____ PROVIDED DATA

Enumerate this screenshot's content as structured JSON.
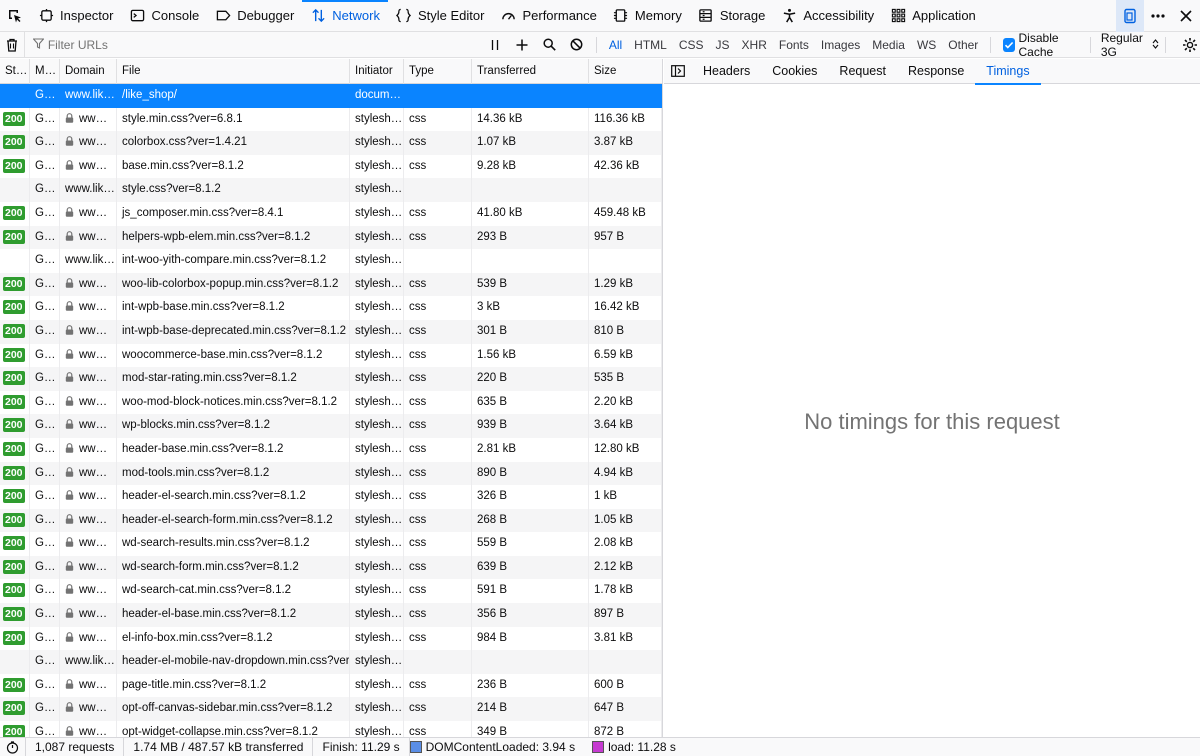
{
  "toolbox": {
    "tabs": [
      {
        "label": "Inspector",
        "icon": "inspector-icon"
      },
      {
        "label": "Console",
        "icon": "console-icon"
      },
      {
        "label": "Debugger",
        "icon": "debugger-icon"
      },
      {
        "label": "Network",
        "icon": "network-icon",
        "active": true
      },
      {
        "label": "Style Editor",
        "icon": "style-editor-icon"
      },
      {
        "label": "Performance",
        "icon": "performance-icon"
      },
      {
        "label": "Memory",
        "icon": "memory-icon"
      },
      {
        "label": "Storage",
        "icon": "storage-icon"
      },
      {
        "label": "Accessibility",
        "icon": "accessibility-icon"
      },
      {
        "label": "Application",
        "icon": "application-icon"
      }
    ]
  },
  "filter": {
    "placeholder": "Filter URLs",
    "types": [
      "All",
      "HTML",
      "CSS",
      "JS",
      "XHR",
      "Fonts",
      "Images",
      "Media",
      "WS",
      "Other"
    ],
    "active_type": "All",
    "disable_cache_label": "Disable Cache",
    "throttle": "Regular 3G"
  },
  "columns": {
    "status": "St…",
    "method": "M…",
    "domain": "Domain",
    "file": "File",
    "initiator": "Initiator",
    "type": "Type",
    "transferred": "Transferred",
    "size": "Size"
  },
  "requests": [
    {
      "status": "",
      "method": "G…",
      "domain": "www.lik…",
      "secure": false,
      "file": "/like_shop/",
      "initiator": "docum…",
      "type": "",
      "transferred": "",
      "size": "",
      "selected": true
    },
    {
      "status": "200",
      "method": "G…",
      "domain": "ww…",
      "secure": true,
      "file": "style.min.css?ver=6.8.1",
      "initiator": "stylesh…",
      "type": "css",
      "transferred": "14.36 kB",
      "size": "116.36 kB"
    },
    {
      "status": "200",
      "method": "G…",
      "domain": "ww…",
      "secure": true,
      "file": "colorbox.css?ver=1.4.21",
      "initiator": "stylesh…",
      "type": "css",
      "transferred": "1.07 kB",
      "size": "3.87 kB"
    },
    {
      "status": "200",
      "method": "G…",
      "domain": "ww…",
      "secure": true,
      "file": "base.min.css?ver=8.1.2",
      "initiator": "stylesh…",
      "type": "css",
      "transferred": "9.28 kB",
      "size": "42.36 kB"
    },
    {
      "status": "",
      "method": "G…",
      "domain": "www.lik…",
      "secure": false,
      "file": "style.css?ver=8.1.2",
      "initiator": "stylesh…",
      "type": "",
      "transferred": "",
      "size": ""
    },
    {
      "status": "200",
      "method": "G…",
      "domain": "ww…",
      "secure": true,
      "file": "js_composer.min.css?ver=8.4.1",
      "initiator": "stylesh…",
      "type": "css",
      "transferred": "41.80 kB",
      "size": "459.48 kB"
    },
    {
      "status": "200",
      "method": "G…",
      "domain": "ww…",
      "secure": true,
      "file": "helpers-wpb-elem.min.css?ver=8.1.2",
      "initiator": "stylesh…",
      "type": "css",
      "transferred": "293 B",
      "size": "957 B"
    },
    {
      "status": "",
      "method": "G…",
      "domain": "www.lik…",
      "secure": false,
      "file": "int-woo-yith-compare.min.css?ver=8.1.2",
      "initiator": "stylesh…",
      "type": "",
      "transferred": "",
      "size": ""
    },
    {
      "status": "200",
      "method": "G…",
      "domain": "ww…",
      "secure": true,
      "file": "woo-lib-colorbox-popup.min.css?ver=8.1.2",
      "initiator": "stylesh…",
      "type": "css",
      "transferred": "539 B",
      "size": "1.29 kB"
    },
    {
      "status": "200",
      "method": "G…",
      "domain": "ww…",
      "secure": true,
      "file": "int-wpb-base.min.css?ver=8.1.2",
      "initiator": "stylesh…",
      "type": "css",
      "transferred": "3 kB",
      "size": "16.42 kB"
    },
    {
      "status": "200",
      "method": "G…",
      "domain": "ww…",
      "secure": true,
      "file": "int-wpb-base-deprecated.min.css?ver=8.1.2",
      "initiator": "stylesh…",
      "type": "css",
      "transferred": "301 B",
      "size": "810 B"
    },
    {
      "status": "200",
      "method": "G…",
      "domain": "ww…",
      "secure": true,
      "file": "woocommerce-base.min.css?ver=8.1.2",
      "initiator": "stylesh…",
      "type": "css",
      "transferred": "1.56 kB",
      "size": "6.59 kB"
    },
    {
      "status": "200",
      "method": "G…",
      "domain": "ww…",
      "secure": true,
      "file": "mod-star-rating.min.css?ver=8.1.2",
      "initiator": "stylesh…",
      "type": "css",
      "transferred": "220 B",
      "size": "535 B"
    },
    {
      "status": "200",
      "method": "G…",
      "domain": "ww…",
      "secure": true,
      "file": "woo-mod-block-notices.min.css?ver=8.1.2",
      "initiator": "stylesh…",
      "type": "css",
      "transferred": "635 B",
      "size": "2.20 kB"
    },
    {
      "status": "200",
      "method": "G…",
      "domain": "ww…",
      "secure": true,
      "file": "wp-blocks.min.css?ver=8.1.2",
      "initiator": "stylesh…",
      "type": "css",
      "transferred": "939 B",
      "size": "3.64 kB"
    },
    {
      "status": "200",
      "method": "G…",
      "domain": "ww…",
      "secure": true,
      "file": "header-base.min.css?ver=8.1.2",
      "initiator": "stylesh…",
      "type": "css",
      "transferred": "2.81 kB",
      "size": "12.80 kB"
    },
    {
      "status": "200",
      "method": "G…",
      "domain": "ww…",
      "secure": true,
      "file": "mod-tools.min.css?ver=8.1.2",
      "initiator": "stylesh…",
      "type": "css",
      "transferred": "890 B",
      "size": "4.94 kB"
    },
    {
      "status": "200",
      "method": "G…",
      "domain": "ww…",
      "secure": true,
      "file": "header-el-search.min.css?ver=8.1.2",
      "initiator": "stylesh…",
      "type": "css",
      "transferred": "326 B",
      "size": "1 kB"
    },
    {
      "status": "200",
      "method": "G…",
      "domain": "ww…",
      "secure": true,
      "file": "header-el-search-form.min.css?ver=8.1.2",
      "initiator": "stylesh…",
      "type": "css",
      "transferred": "268 B",
      "size": "1.05 kB"
    },
    {
      "status": "200",
      "method": "G…",
      "domain": "ww…",
      "secure": true,
      "file": "wd-search-results.min.css?ver=8.1.2",
      "initiator": "stylesh…",
      "type": "css",
      "transferred": "559 B",
      "size": "2.08 kB"
    },
    {
      "status": "200",
      "method": "G…",
      "domain": "ww…",
      "secure": true,
      "file": "wd-search-form.min.css?ver=8.1.2",
      "initiator": "stylesh…",
      "type": "css",
      "transferred": "639 B",
      "size": "2.12 kB"
    },
    {
      "status": "200",
      "method": "G…",
      "domain": "ww…",
      "secure": true,
      "file": "wd-search-cat.min.css?ver=8.1.2",
      "initiator": "stylesh…",
      "type": "css",
      "transferred": "591 B",
      "size": "1.78 kB"
    },
    {
      "status": "200",
      "method": "G…",
      "domain": "ww…",
      "secure": true,
      "file": "header-el-base.min.css?ver=8.1.2",
      "initiator": "stylesh…",
      "type": "css",
      "transferred": "356 B",
      "size": "897 B"
    },
    {
      "status": "200",
      "method": "G…",
      "domain": "ww…",
      "secure": true,
      "file": "el-info-box.min.css?ver=8.1.2",
      "initiator": "stylesh…",
      "type": "css",
      "transferred": "984 B",
      "size": "3.81 kB"
    },
    {
      "status": "",
      "method": "G…",
      "domain": "www.lik…",
      "secure": false,
      "file": "header-el-mobile-nav-dropdown.min.css?ver=8.1.2",
      "initiator": "stylesh…",
      "type": "",
      "transferred": "",
      "size": ""
    },
    {
      "status": "200",
      "method": "G…",
      "domain": "ww…",
      "secure": true,
      "file": "page-title.min.css?ver=8.1.2",
      "initiator": "stylesh…",
      "type": "css",
      "transferred": "236 B",
      "size": "600 B"
    },
    {
      "status": "200",
      "method": "G…",
      "domain": "ww…",
      "secure": true,
      "file": "opt-off-canvas-sidebar.min.css?ver=8.1.2",
      "initiator": "stylesh…",
      "type": "css",
      "transferred": "214 B",
      "size": "647 B"
    },
    {
      "status": "200",
      "method": "G…",
      "domain": "ww…",
      "secure": true,
      "file": "opt-widget-collapse.min.css?ver=8.1.2",
      "initiator": "stylesh…",
      "type": "css",
      "transferred": "349 B",
      "size": "872 B"
    }
  ],
  "details": {
    "tabs": [
      "Headers",
      "Cookies",
      "Request",
      "Response",
      "Timings"
    ],
    "active_tab": "Timings",
    "empty_message": "No timings for this request"
  },
  "status_bar": {
    "requests": "1,087 requests",
    "transferred": "1.74 MB / 487.57 kB transferred",
    "finish": "Finish: 11.29 s",
    "dom_content_loaded": "DOMContentLoaded: 3.94 s",
    "load": "load: 11.28 s"
  },
  "colors": {
    "accent": "#0a84ff",
    "status_ok": "#2f9c2f",
    "dcl_marker": "#5b8ee6",
    "load_marker": "#c63bd1"
  }
}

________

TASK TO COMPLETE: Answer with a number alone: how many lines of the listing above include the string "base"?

EXERCISE OUTPUT: 6